This heartwarming relationship between a Harrogate school and care home is everything

A picture can paint a thousand words - and heartwarming photographs like the ones above and below perfectly capture the joy that pupils at Oatlands Infant School are bringing to residents of a Harrogate care home.

Tuesday, 19th February 2019, 1:12 pm
Updated Tuesday, 19th February 2019, 1:12 pm
A heartwarming link: Oatlands Infant School and Larchfield Manor care home.

Inspired by the Channel 4 series, Old People’s Home for 4 Year Olds, the school is arranging visits to Larchfield Manor care home throughout the year, so that every class, and every pupil, has the chance to meet residents, share stories, and enjoy activities like arts and crafts and reading together.

Just like the TV show, this link is already having a big impact on both the pupils and the residents - seeing intergenerational friendships blossom, increasing the empathy and understanding of pupils, and tackling issues such as loneliness and isolation.

The visits have already had a great impact.

The deputy manager of Larchfield Manor, Nicola Goodsall, said: "Our residents are fortunate that they live in a home where there are others to interact with, but not all of our residents have family or friends that can visit regularly.

"Schemes like this help to show children that the older generation are not scary, and it is OK to say hello, and to ask if they are OK, and to make them aware that there are people of the older generation in their community that may be feeling lonely, and even their own parents or grandparents may be feeling lonely. Having that interaction with others, especially younger ones, is important.

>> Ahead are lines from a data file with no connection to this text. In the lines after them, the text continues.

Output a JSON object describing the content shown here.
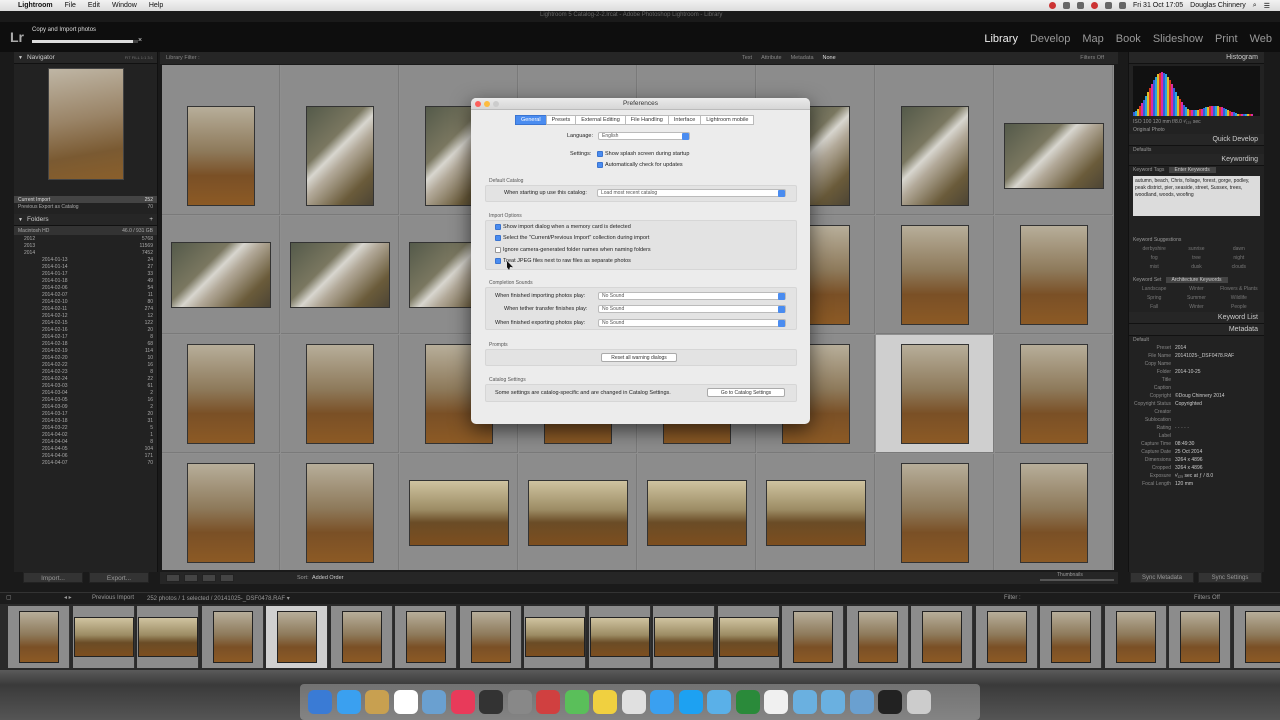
{
  "menubar": {
    "app": "Lightroom",
    "items": [
      "File",
      "Edit",
      "Window",
      "Help"
    ],
    "clock": "Fri 31 Oct  17:05",
    "user": "Douglas Chinnery"
  },
  "window_title": "Lightroom 5 Catalog-2-2.lrcat - Adobe Photoshop Lightroom - Library",
  "lr_top": {
    "logo": "Lr",
    "task_label": "Copy and Import photos",
    "task_progress": 0.95,
    "task_close": "×",
    "modules": [
      "Library",
      "Develop",
      "Map",
      "Book",
      "Slideshow",
      "Print",
      "Web"
    ],
    "active_module": "Library"
  },
  "left_panel": {
    "navigator": "Navigator",
    "nav_opts": "FIT FILL 1:1 3:1",
    "catalog_items": [
      {
        "label": "Current Import",
        "n": "252"
      },
      {
        "label": "Previous Export as Catalog",
        "n": "70"
      }
    ],
    "folders": "Folders",
    "volume": "Macintosh HD",
    "volume_free": "46.0 / 931 GB",
    "years": [
      {
        "label": "2012",
        "n": "5768"
      },
      {
        "label": "2013",
        "n": "11569"
      },
      {
        "label": "2014",
        "n": "7452"
      }
    ],
    "subfolders": [
      {
        "label": "2014-01-13",
        "n": "24"
      },
      {
        "label": "2014-01-14",
        "n": "27"
      },
      {
        "label": "2014-01-17",
        "n": "33"
      },
      {
        "label": "2014-01-18",
        "n": "49"
      },
      {
        "label": "2014-02-06",
        "n": "54"
      },
      {
        "label": "2014-02-07",
        "n": "11"
      },
      {
        "label": "2014-02-10",
        "n": "80"
      },
      {
        "label": "2014-02-11",
        "n": "274"
      },
      {
        "label": "2014-02-12",
        "n": "12"
      },
      {
        "label": "2014-02-15",
        "n": "122"
      },
      {
        "label": "2014-02-16",
        "n": "20"
      },
      {
        "label": "2014-02-17",
        "n": "8"
      },
      {
        "label": "2014-02-18",
        "n": "68"
      },
      {
        "label": "2014-02-19",
        "n": "114"
      },
      {
        "label": "2014-02-20",
        "n": "10"
      },
      {
        "label": "2014-02-22",
        "n": "16"
      },
      {
        "label": "2014-02-23",
        "n": "8"
      },
      {
        "label": "2014-02-24",
        "n": "22"
      },
      {
        "label": "2014-03-03",
        "n": "61"
      },
      {
        "label": "2014-03-04",
        "n": "2"
      },
      {
        "label": "2014-03-05",
        "n": "16"
      },
      {
        "label": "2014-03-09",
        "n": "2"
      },
      {
        "label": "2014-03-17",
        "n": "20"
      },
      {
        "label": "2014-03-18",
        "n": "31"
      },
      {
        "label": "2014-03-22",
        "n": "5"
      },
      {
        "label": "2014-04-02",
        "n": "1"
      },
      {
        "label": "2014-04-04",
        "n": "8"
      },
      {
        "label": "2014-04-05",
        "n": "104"
      },
      {
        "label": "2014-04-06",
        "n": "171"
      },
      {
        "label": "2014-04-07",
        "n": "70"
      }
    ],
    "import_btn": "Import...",
    "export_btn": "Export..."
  },
  "filterbar": {
    "title": "Library Filter :",
    "tabs": [
      "Text",
      "Attribute",
      "Metadata",
      "None"
    ],
    "active": "None",
    "filters_off": "Filters Off"
  },
  "grid": {
    "cells": [
      {
        "row": 0,
        "col": 0,
        "t": "dark-s"
      },
      {
        "row": 0,
        "col": 1,
        "t": "dark-s"
      },
      {
        "row": 0,
        "col": 2,
        "t": "dark-s"
      },
      {
        "row": 0,
        "col": 3,
        "t": "dark-s"
      },
      {
        "row": 0,
        "col": 4,
        "t": "dark-s"
      },
      {
        "row": 0,
        "col": 5,
        "t": "dark-s"
      },
      {
        "row": 0,
        "col": 6,
        "t": "dark-s"
      },
      {
        "row": 0,
        "col": 7,
        "t": "dark-s"
      },
      {
        "row": 1,
        "col": 0,
        "t": "tree-p"
      },
      {
        "row": 1,
        "col": 1,
        "t": "birch"
      },
      {
        "row": 1,
        "col": 2,
        "t": "birch"
      },
      {
        "row": 1,
        "col": 3,
        "t": "birch"
      },
      {
        "row": 1,
        "col": 4,
        "t": "birch"
      },
      {
        "row": 1,
        "col": 5,
        "t": "birch"
      },
      {
        "row": 1,
        "col": 6,
        "t": "birch"
      },
      {
        "row": 1,
        "col": 7,
        "t": "birch-l"
      },
      {
        "row": 2,
        "col": 0,
        "t": "birch-l"
      },
      {
        "row": 2,
        "col": 1,
        "t": "birch-l"
      },
      {
        "row": 2,
        "col": 2,
        "t": "birch-l"
      },
      {
        "row": 2,
        "col": 3,
        "t": "tree-p"
      },
      {
        "row": 2,
        "col": 4,
        "t": "tree-p"
      },
      {
        "row": 2,
        "col": 5,
        "t": "tree-p"
      },
      {
        "row": 2,
        "col": 6,
        "t": "tree-p"
      },
      {
        "row": 2,
        "col": 7,
        "t": "tree-p"
      },
      {
        "row": 3,
        "col": 0,
        "t": "tree-p"
      },
      {
        "row": 3,
        "col": 1,
        "t": "tree-p"
      },
      {
        "row": 3,
        "col": 2,
        "t": "tree-p"
      },
      {
        "row": 3,
        "col": 3,
        "t": "tree-p"
      },
      {
        "row": 3,
        "col": 4,
        "t": "tree-p"
      },
      {
        "row": 3,
        "col": 5,
        "t": "tree-p"
      },
      {
        "row": 3,
        "col": 6,
        "t": "tree-p",
        "sel": true
      },
      {
        "row": 3,
        "col": 7,
        "t": "tree-p"
      },
      {
        "row": 4,
        "col": 0,
        "t": "tree-p"
      },
      {
        "row": 4,
        "col": 1,
        "t": "tree-p"
      },
      {
        "row": 4,
        "col": 2,
        "t": "tree-l"
      },
      {
        "row": 4,
        "col": 3,
        "t": "tree-l"
      },
      {
        "row": 4,
        "col": 4,
        "t": "tree-l"
      },
      {
        "row": 4,
        "col": 5,
        "t": "tree-l"
      },
      {
        "row": 4,
        "col": 6,
        "t": "tree-p"
      },
      {
        "row": 4,
        "col": 7,
        "t": "tree-p"
      }
    ]
  },
  "gridtool": {
    "sort_label": "Sort:",
    "sort_value": "Added Order",
    "thumbs_label": "Thumbnails"
  },
  "right_panel": {
    "histogram": "Histogram",
    "histo_info": "ISO 100   120 mm   f/8.0   ¹⁄₁₂₅ sec",
    "original_photo": "Original Photo",
    "quick_develop": "Quick Develop",
    "qd_default": "Defaults",
    "keywording": "Keywording",
    "kw_tags_label": "Keyword Tags",
    "kw_tags_value": "Enter Keywords",
    "kw_text": "autumn, beach, Chris, foliage, forest, gorge, podley, peak district, pier, seaside, street, Sussex, trees, woodland, woods, woofing",
    "kw_suggest": "Keyword Suggestions",
    "kw_suggestions": [
      "derbyshire",
      "sunrise",
      "dawn",
      "fog",
      "tree",
      "night",
      "mist",
      "dusk",
      "clouds"
    ],
    "kw_set": "Keyword Set",
    "kw_set_value": "Architecture Keywords",
    "kw_set_items": [
      "Landscape",
      "Winter",
      "Flowers & Plants",
      "Spring",
      "Summer",
      "Wildlife",
      "Fall",
      "Winter",
      "People"
    ],
    "keyword_list": "Keyword List",
    "metadata": "Metadata",
    "md_default": "Default",
    "md_rows": [
      {
        "k": "Preset",
        "v": "2014"
      },
      {
        "k": "File Name",
        "v": "20141025-_DSF0478.RAF"
      },
      {
        "k": "Copy Name",
        "v": ""
      },
      {
        "k": "Folder",
        "v": "2014-10-25"
      },
      {
        "k": "Title",
        "v": ""
      },
      {
        "k": "Caption",
        "v": ""
      },
      {
        "k": "Copyright",
        "v": "©Doug Chinnery 2014"
      },
      {
        "k": "Copyright Status",
        "v": "Copyrighted"
      },
      {
        "k": "Creator",
        "v": ""
      },
      {
        "k": "Sublocation",
        "v": ""
      },
      {
        "k": "Rating",
        "v": "· · · · ·"
      },
      {
        "k": "Label",
        "v": ""
      },
      {
        "k": "Capture Time",
        "v": "08:49:30"
      },
      {
        "k": "Capture Date",
        "v": "25 Oct 2014"
      },
      {
        "k": "Dimensions",
        "v": "3264 x 4896"
      },
      {
        "k": "Cropped",
        "v": "3264 x 4896"
      },
      {
        "k": "Exposure",
        "v": "¹⁄₁₂₅ sec at ƒ / 8.0"
      },
      {
        "k": "Focal Length",
        "v": "120 mm"
      }
    ],
    "sync_meta": "Sync Metadata",
    "sync_settings": "Sync Settings"
  },
  "film_info": {
    "source": "Previous Import",
    "count": "252 photos / 1 selected / 20141025-_DSF0478.RAF ▾",
    "filter": "Filter :",
    "filters_off": "Filters Off"
  },
  "film": {
    "thumbs": [
      "tree-p",
      "tree-l",
      "tree-l",
      "tree-p",
      "tree-p",
      "tree-p",
      "tree-p",
      "tree-p",
      "tree-l",
      "tree-l",
      "tree-l",
      "tree-l",
      "tree-p",
      "tree-p",
      "tree-p",
      "tree-p",
      "tree-p",
      "tree-p",
      "tree-p",
      "tree-p"
    ],
    "selected": 4
  },
  "dock": {
    "icons": [
      "#3a7bd5",
      "#3aa0f0",
      "#c8a050",
      "#ffffff",
      "#6aa0d0",
      "#e83a5a",
      "#333333",
      "#888888",
      "#d04040",
      "#5abf5a",
      "#f0d040",
      "#e0e0e0",
      "#3aa0f0",
      "#1da1f2",
      "#5ab0e8",
      "#2a8a3a",
      "#f0f0f0",
      "#6ab0e0",
      "#6ab0e0",
      "#6aa0d0",
      "#222222",
      "#cccccc"
    ]
  },
  "prefs": {
    "title": "Preferences",
    "tabs": [
      "General",
      "Presets",
      "External Editing",
      "File Handling",
      "Interface",
      "Lightroom mobile"
    ],
    "active_tab": "General",
    "language_label": "Language:",
    "language_value": "English",
    "settings_label": "Settings:",
    "show_splash": "Show splash screen during startup",
    "auto_check": "Automatically check for updates",
    "default_catalog": "Default Catalog",
    "startup_label": "When starting up use this catalog:",
    "startup_value": "Load most recent catalog",
    "import_options": "Import Options",
    "opt1": "Show import dialog when a memory card is detected",
    "opt2": "Select the \"Current/Previous Import\" collection during import",
    "opt3": "Ignore camera-generated folder names when naming folders",
    "opt4": "Treat JPEG files next to raw files as separate photos",
    "completion_sounds": "Completion Sounds",
    "snd1_label": "When finished importing photos play:",
    "snd2_label": "When tether transfer finishes play:",
    "snd3_label": "When finished exporting photos play:",
    "no_sound": "No Sound",
    "prompts": "Prompts",
    "reset_btn": "Reset all warning dialogs",
    "catalog_settings": "Catalog Settings",
    "cs_text": "Some settings are catalog-specific and are changed in Catalog Settings.",
    "cs_btn": "Go to Catalog Settings"
  }
}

"The management team, staff and residents wanted to establish a partnership with a primary school in our area. We are lucky to have a primary school within walking distance, and that Oatlands school were just as excited as we were to establish a link."

Pupils have been reading with Larchfield Manor residents.

Oatlands Infant School's deputy headteacher, Kathryn Haddon, said: "We think these intergenerational links are really beneficial to our children - it develops their empathy and understanding, and their communication skills.

"It's also really beneficial for the residents, as our children are full of energy and enjoy chatting with them. I think it gives residents a boost. I think there is a big push towards mental health and wellbeing at the moment, and it would be lovely to see more schools building this kind of relationship with care homes."

And the boost that it gives to Larchfield Manor residents has already been very tangible.

Deputy manager Nicola said: "We have quite a few retired school teachers and it has rekindled their passion for reading. One of our residents after she retired and moved to Harrogate, used to volunteer at Oatlands primary school, and the teachers who have attended with the children do remember her.

Reading and arts and crafts are just some of the activities that pupils and residents take part in.

"Our residents who are living with dementia have benefited a great deal as they have been taking part in the craft activities, and this helps with their coordination and brings happiness from interacting with young children.

"We have a gentleman who does not attend a lot of activities, but when he knows the children are coming he is straight up to the lounge, he always has a big smile on his face. Going forward as the weather gets warmer, we hope to take advantage of our lovely garden and hold some of the activities outside to get a bit more active. We also intend to invite the children, teachers and their families to events we will be holding over the year, and become a real part of the community."